-------- Provided entries --------

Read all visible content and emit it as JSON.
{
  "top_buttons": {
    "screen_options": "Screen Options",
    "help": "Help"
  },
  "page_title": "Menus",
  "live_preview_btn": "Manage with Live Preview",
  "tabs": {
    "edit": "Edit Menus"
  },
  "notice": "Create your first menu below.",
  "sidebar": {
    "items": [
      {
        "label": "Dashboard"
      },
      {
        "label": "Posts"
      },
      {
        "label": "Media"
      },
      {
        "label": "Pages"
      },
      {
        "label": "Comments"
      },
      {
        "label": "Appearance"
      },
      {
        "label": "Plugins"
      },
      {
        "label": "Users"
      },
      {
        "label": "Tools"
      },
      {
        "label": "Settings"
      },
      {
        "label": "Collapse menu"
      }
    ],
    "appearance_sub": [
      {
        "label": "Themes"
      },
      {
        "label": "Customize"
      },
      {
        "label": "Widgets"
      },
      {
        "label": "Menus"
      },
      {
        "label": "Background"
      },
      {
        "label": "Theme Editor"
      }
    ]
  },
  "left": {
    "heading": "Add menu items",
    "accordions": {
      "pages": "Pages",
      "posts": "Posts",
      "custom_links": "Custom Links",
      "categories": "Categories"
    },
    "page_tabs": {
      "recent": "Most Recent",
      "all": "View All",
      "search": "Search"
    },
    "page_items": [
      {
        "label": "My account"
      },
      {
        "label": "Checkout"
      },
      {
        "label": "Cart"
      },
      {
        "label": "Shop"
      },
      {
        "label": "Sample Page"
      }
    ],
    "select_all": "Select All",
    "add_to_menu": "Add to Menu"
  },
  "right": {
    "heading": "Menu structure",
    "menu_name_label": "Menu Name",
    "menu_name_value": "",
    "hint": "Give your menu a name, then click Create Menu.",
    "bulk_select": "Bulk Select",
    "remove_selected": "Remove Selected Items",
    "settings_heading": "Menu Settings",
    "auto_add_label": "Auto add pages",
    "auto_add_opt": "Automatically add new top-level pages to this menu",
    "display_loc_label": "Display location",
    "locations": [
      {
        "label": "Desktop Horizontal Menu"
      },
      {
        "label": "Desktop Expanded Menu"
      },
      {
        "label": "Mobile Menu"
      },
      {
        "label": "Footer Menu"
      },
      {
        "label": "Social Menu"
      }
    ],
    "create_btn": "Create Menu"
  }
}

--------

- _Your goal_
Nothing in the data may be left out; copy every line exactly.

- _Solution to the problem_
Read all visible content and emit it as JSON.
{
  "top_buttons": {
    "screen_options": "Screen Options",
    "help": "Help"
  },
  "page_title": "Menus",
  "live_preview_btn": "Manage with Live Preview",
  "tabs": {
    "edit": "Edit Menus"
  },
  "notice": "Create your first menu below.",
  "sidebar": {
    "items": [
      {
        "label": "Dashboard"
      },
      {
        "label": "Posts"
      },
      {
        "label": "Media"
      },
      {
        "label": "Pages"
      },
      {
        "label": "Comments"
      },
      {
        "label": "Appearance"
      },
      {
        "label": "Plugins"
      },
      {
        "label": "Users"
      },
      {
        "label": "Tools"
      },
      {
        "label": "Settings"
      },
      {
        "label": "Collapse menu"
      }
    ],
    "appearance_sub": [
      {
        "label": "Themes"
      },
      {
        "label": "Customize"
      },
      {
        "label": "Widgets"
      },
      {
        "label": "Menus"
      },
      {
        "label": "Background"
      },
      {
        "label": "Theme Editor"
      }
    ]
  },
  "left": {
    "heading": "Add menu items",
    "accordions": {
      "pages": "Pages",
      "posts": "Posts",
      "custom_links": "Custom Links",
      "categories": "Categories"
    },
    "page_tabs": {
      "recent": "Most Recent",
      "all": "View All",
      "search": "Search"
    },
    "page_items": [
      {
        "label": "My account"
      },
      {
        "label": "Checkout"
      },
      {
        "label": "Cart"
      },
      {
        "label": "Shop"
      },
      {
        "label": "Sample Page"
      }
    ],
    "select_all": "Select All",
    "add_to_menu": "Add to Menu"
  },
  "right": {
    "heading": "Menu structure",
    "menu_name_label": "Menu Name",
    "menu_name_value": "",
    "hint": "Give your menu a name, then click Create Menu.",
    "bulk_select": "Bulk Select",
    "remove_selected": "Remove Selected Items",
    "settings_heading": "Menu Settings",
    "auto_add_label": "Auto add pages",
    "auto_add_opt": "Automatically add new top-level pages to this menu",
    "display_loc_label": "Display location",
    "locations": [
      {
        "label": "Desktop Horizontal Menu"
      },
      {
        "label": "Desktop Expanded Menu"
      },
      {
        "label": "Mobile Menu"
      },
      {
        "label": "Footer Menu"
      },
      {
        "label": "Social Menu"
      }
    ],
    "create_btn": "Create Menu"
  }
}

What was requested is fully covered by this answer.